Each record below must be reproduced exactly as it reads, with its images omitted.

**Data for the task:**
====

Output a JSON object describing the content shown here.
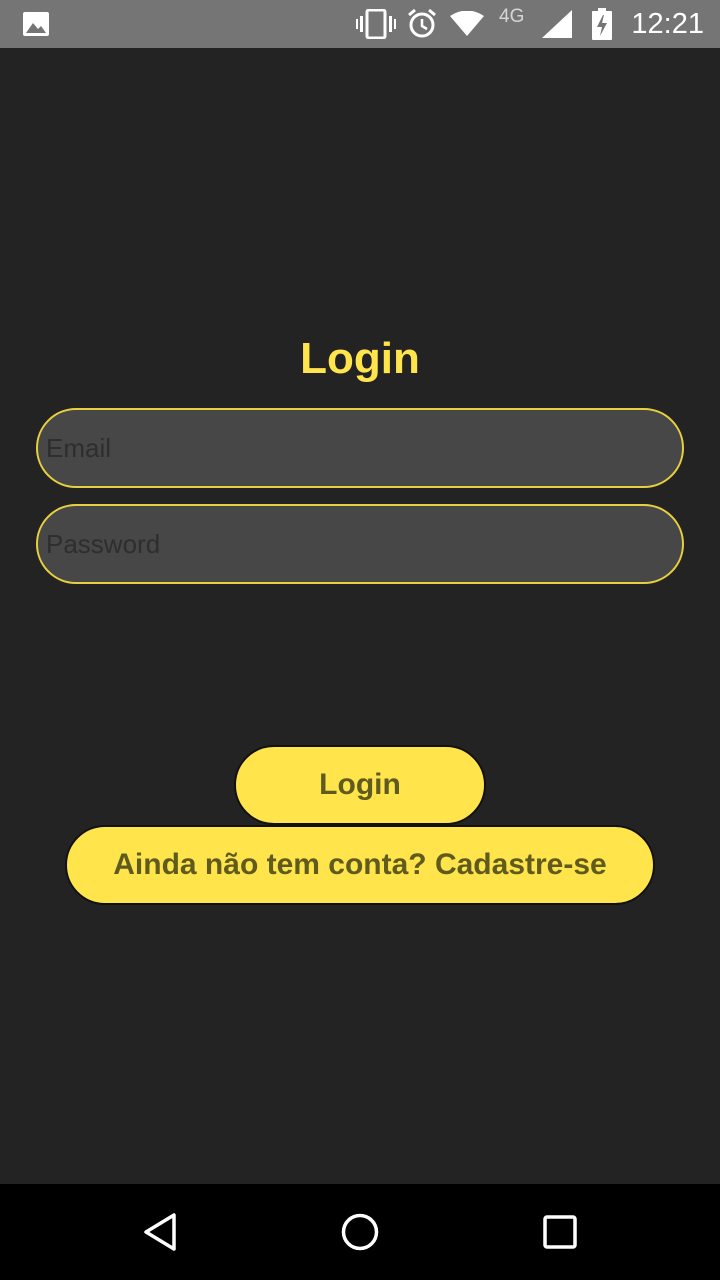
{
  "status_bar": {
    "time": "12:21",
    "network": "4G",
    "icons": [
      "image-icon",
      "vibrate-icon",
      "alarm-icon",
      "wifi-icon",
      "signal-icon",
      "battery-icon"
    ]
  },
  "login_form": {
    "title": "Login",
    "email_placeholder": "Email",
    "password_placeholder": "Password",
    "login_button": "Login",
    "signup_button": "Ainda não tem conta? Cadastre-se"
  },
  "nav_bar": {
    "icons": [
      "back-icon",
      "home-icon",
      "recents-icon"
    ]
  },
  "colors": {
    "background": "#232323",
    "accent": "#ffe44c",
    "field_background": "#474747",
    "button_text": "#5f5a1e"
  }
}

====

**Solution to the problem:**
Output a JSON object describing the content shown here.
{
  "status_bar": {
    "time": "12:21",
    "network": "4G",
    "icons": [
      "image-icon",
      "vibrate-icon",
      "alarm-icon",
      "wifi-icon",
      "signal-icon",
      "battery-icon"
    ]
  },
  "login_form": {
    "title": "Login",
    "email_placeholder": "Email",
    "password_placeholder": "Password",
    "login_button": "Login",
    "signup_button": "Ainda não tem conta? Cadastre-se"
  },
  "nav_bar": {
    "icons": [
      "back-icon",
      "home-icon",
      "recents-icon"
    ]
  },
  "colors": {
    "background": "#232323",
    "accent": "#ffe44c",
    "field_background": "#474747",
    "button_text": "#5f5a1e"
  }
}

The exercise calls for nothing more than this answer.